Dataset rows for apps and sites
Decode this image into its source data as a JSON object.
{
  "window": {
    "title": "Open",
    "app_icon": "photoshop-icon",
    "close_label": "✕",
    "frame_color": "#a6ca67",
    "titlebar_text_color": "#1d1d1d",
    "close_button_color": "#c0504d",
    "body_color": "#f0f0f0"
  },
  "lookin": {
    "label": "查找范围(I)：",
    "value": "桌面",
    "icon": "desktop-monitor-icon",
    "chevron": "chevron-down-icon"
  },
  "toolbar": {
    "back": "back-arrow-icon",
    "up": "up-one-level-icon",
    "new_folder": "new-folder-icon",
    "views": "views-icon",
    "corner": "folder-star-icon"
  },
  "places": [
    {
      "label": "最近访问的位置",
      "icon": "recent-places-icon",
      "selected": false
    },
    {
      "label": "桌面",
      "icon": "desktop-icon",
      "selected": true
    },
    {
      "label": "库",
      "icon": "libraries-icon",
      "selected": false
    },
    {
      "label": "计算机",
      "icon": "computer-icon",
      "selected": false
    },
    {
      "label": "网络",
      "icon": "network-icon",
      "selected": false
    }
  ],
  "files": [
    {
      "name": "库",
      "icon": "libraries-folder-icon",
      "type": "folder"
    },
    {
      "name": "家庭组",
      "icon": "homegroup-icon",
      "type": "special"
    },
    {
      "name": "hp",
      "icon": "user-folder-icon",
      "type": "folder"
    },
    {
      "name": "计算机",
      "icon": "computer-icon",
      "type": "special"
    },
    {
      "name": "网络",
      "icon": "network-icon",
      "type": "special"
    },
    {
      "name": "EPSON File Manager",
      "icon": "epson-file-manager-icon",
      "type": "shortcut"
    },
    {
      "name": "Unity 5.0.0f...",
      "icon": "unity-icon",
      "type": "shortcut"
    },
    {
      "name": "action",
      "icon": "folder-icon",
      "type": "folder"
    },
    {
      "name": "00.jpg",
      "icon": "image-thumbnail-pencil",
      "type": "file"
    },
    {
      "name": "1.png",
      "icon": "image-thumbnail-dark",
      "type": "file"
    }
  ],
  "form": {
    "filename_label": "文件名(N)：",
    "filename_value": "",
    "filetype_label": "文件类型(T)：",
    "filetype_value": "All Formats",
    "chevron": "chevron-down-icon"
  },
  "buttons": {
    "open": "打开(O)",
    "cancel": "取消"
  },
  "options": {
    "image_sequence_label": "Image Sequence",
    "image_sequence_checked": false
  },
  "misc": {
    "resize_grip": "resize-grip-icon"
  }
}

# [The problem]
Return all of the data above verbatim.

# [Response to this task]
Decode this image into its source data as a JSON object.
{
  "window": {
    "title": "Open",
    "app_icon": "photoshop-icon",
    "close_label": "✕",
    "frame_color": "#a6ca67",
    "titlebar_text_color": "#1d1d1d",
    "close_button_color": "#c0504d",
    "body_color": "#f0f0f0"
  },
  "lookin": {
    "label": "查找范围(I)：",
    "value": "桌面",
    "icon": "desktop-monitor-icon",
    "chevron": "chevron-down-icon"
  },
  "toolbar": {
    "back": "back-arrow-icon",
    "up": "up-one-level-icon",
    "new_folder": "new-folder-icon",
    "views": "views-icon",
    "corner": "folder-star-icon"
  },
  "places": [
    {
      "label": "最近访问的位置",
      "icon": "recent-places-icon",
      "selected": false
    },
    {
      "label": "桌面",
      "icon": "desktop-icon",
      "selected": true
    },
    {
      "label": "库",
      "icon": "libraries-icon",
      "selected": false
    },
    {
      "label": "计算机",
      "icon": "computer-icon",
      "selected": false
    },
    {
      "label": "网络",
      "icon": "network-icon",
      "selected": false
    }
  ],
  "files": [
    {
      "name": "库",
      "icon": "libraries-folder-icon",
      "type": "folder"
    },
    {
      "name": "家庭组",
      "icon": "homegroup-icon",
      "type": "special"
    },
    {
      "name": "hp",
      "icon": "user-folder-icon",
      "type": "folder"
    },
    {
      "name": "计算机",
      "icon": "computer-icon",
      "type": "special"
    },
    {
      "name": "网络",
      "icon": "network-icon",
      "type": "special"
    },
    {
      "name": "EPSON File Manager",
      "icon": "epson-file-manager-icon",
      "type": "shortcut"
    },
    {
      "name": "Unity 5.0.0f...",
      "icon": "unity-icon",
      "type": "shortcut"
    },
    {
      "name": "action",
      "icon": "folder-icon",
      "type": "folder"
    },
    {
      "name": "00.jpg",
      "icon": "image-thumbnail-pencil",
      "type": "file"
    },
    {
      "name": "1.png",
      "icon": "image-thumbnail-dark",
      "type": "file"
    }
  ],
  "form": {
    "filename_label": "文件名(N)：",
    "filename_value": "",
    "filetype_label": "文件类型(T)：",
    "filetype_value": "All Formats",
    "chevron": "chevron-down-icon"
  },
  "buttons": {
    "open": "打开(O)",
    "cancel": "取消"
  },
  "options": {
    "image_sequence_label": "Image Sequence",
    "image_sequence_checked": false
  },
  "misc": {
    "resize_grip": "resize-grip-icon"
  }
}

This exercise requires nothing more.